Reproduce the data exactly; no word may be added or dropped.

Task material section start

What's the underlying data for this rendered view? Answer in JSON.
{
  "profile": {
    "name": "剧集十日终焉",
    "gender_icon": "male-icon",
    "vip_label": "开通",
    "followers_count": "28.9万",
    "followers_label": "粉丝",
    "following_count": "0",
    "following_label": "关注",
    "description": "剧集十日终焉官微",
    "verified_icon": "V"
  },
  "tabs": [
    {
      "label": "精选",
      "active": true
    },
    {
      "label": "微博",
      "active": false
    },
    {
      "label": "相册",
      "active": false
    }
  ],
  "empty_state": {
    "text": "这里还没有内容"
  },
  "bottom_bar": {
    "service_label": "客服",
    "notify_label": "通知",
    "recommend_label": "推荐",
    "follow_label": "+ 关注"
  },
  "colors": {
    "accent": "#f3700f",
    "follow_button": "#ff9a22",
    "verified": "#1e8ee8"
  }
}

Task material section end

Task response:
What's the underlying data for this rendered view? Answer in JSON.
{
  "profile": {
    "name": "剧集十日终焉",
    "gender_icon": "male-icon",
    "vip_label": "开通",
    "followers_count": "28.9万",
    "followers_label": "粉丝",
    "following_count": "0",
    "following_label": "关注",
    "description": "剧集十日终焉官微",
    "verified_icon": "V"
  },
  "tabs": [
    {
      "label": "精选",
      "active": true
    },
    {
      "label": "微博",
      "active": false
    },
    {
      "label": "相册",
      "active": false
    }
  ],
  "empty_state": {
    "text": "这里还没有内容"
  },
  "bottom_bar": {
    "service_label": "客服",
    "notify_label": "通知",
    "recommend_label": "推荐",
    "follow_label": "+ 关注"
  },
  "colors": {
    "accent": "#f3700f",
    "follow_button": "#ff9a22",
    "verified": "#1e8ee8"
  }
}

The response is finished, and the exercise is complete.